→ Your goal
Go through the material and copy every line in which "this" appears.

→ Material to process
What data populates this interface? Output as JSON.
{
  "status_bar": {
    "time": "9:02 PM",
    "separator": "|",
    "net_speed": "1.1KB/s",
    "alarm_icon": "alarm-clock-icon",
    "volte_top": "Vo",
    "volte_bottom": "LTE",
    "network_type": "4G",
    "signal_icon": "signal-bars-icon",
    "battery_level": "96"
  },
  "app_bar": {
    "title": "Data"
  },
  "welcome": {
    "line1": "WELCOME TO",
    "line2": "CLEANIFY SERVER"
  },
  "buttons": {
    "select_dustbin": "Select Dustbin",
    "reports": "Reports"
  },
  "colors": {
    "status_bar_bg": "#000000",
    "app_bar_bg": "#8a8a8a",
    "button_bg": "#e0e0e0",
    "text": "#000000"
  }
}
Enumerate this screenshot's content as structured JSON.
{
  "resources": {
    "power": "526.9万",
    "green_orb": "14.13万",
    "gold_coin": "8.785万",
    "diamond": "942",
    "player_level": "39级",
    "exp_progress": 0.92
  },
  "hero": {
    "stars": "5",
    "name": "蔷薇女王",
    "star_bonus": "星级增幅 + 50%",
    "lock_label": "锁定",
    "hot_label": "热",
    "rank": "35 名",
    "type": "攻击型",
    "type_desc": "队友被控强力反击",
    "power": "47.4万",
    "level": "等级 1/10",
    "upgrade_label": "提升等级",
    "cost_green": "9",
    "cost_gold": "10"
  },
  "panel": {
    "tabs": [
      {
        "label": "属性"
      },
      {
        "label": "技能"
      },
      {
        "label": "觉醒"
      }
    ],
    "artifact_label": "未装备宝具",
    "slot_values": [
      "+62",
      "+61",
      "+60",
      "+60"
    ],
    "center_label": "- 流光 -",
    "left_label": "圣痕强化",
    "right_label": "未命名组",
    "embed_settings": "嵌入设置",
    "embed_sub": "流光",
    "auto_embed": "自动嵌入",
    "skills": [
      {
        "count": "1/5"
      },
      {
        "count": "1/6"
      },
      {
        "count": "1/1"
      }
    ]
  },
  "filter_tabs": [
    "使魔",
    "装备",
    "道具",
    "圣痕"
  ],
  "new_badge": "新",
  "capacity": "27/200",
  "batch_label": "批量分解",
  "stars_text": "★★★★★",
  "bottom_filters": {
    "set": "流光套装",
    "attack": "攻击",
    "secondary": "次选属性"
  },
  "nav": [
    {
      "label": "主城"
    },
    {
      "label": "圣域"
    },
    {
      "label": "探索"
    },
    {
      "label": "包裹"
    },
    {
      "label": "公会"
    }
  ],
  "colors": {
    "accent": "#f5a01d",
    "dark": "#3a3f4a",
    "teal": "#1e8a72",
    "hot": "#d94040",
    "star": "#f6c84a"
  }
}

→ Solved exercise
What data populates this interface? Output as JSON.
Enumerate this screenshot's content as structured JSON.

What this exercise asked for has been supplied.